Posted by: Alan | February 13, 2006 5:49 PM

The deadline for signing up for the free month of Netflix entitled to class members is Feb. 17. It's not much, but it's something.

Posted by: Anonymous | February 13, 2006 6:12 PM

I have galloping arthritis and find it very difficult, at best to open packing of foodstuffs, or ANY stuff, especially CD's. In my case, using a knife is a dangerous thing. I did notice a blog about an EZ CD opener at Borders, and the next time I go, I'll see if they have one. I certainly hope so! ...and finally, I have a place to say how I feel about problem packaging! I realize this will have absolutely no effect on how manufacturers package their products, but it makes me feel better.

Posted by: Anna Marie Cox | February 13, 2006 8:56 PM

the way to get that sticker off the top of a CD case is as follows:

1. pull apart the hinge of the case at the bottom edge.
2. peel front panel off of sticker.
3. peel sticker off of back panel.
4. reassemble the jewel case.


Posted by: ben | February 15, 2006 9:31 AM

I've worked in the packaging industry before. The reason why packages are hard to open is to deter theft. The reason why they are so big is to crowd out other competitiors in terms of shelf space. Online merchants also have little incentive to eliminate uncessary packaging because they can just pass the shipping costs (a major profit center for them) onto consumers anyway.

Posted by: Jacknut | February 22, 2006 4:27 PM

I just bought for $10 the PYRANNA. Its great and opens all the plastic packages. Very simple to use. I bought it from the website Slides right down the edge and cuts it right off. I now use it to open my potato chip bag as well. No more spillage.

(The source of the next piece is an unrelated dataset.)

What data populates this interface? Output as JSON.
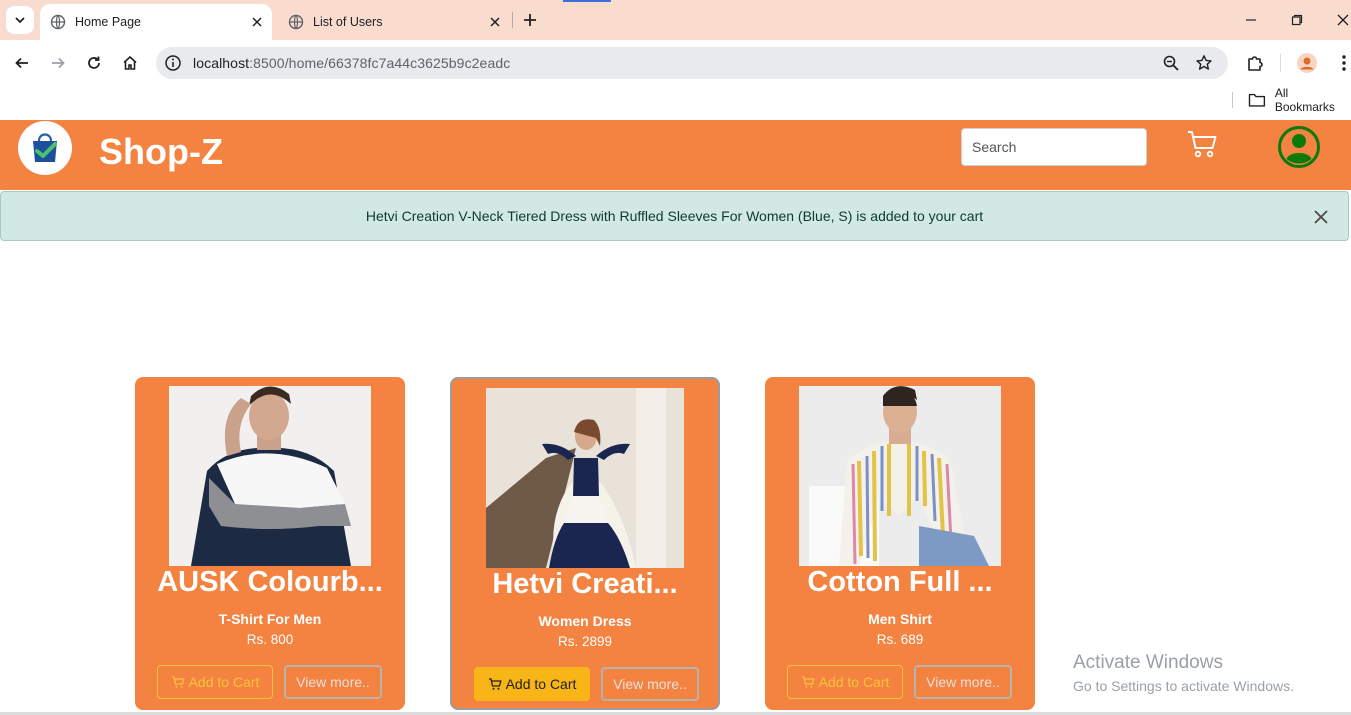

Posted by: Rick | February 28, 2006 5:59 PM

The comments to this entry are closed.


© 2010 The Washington Post Company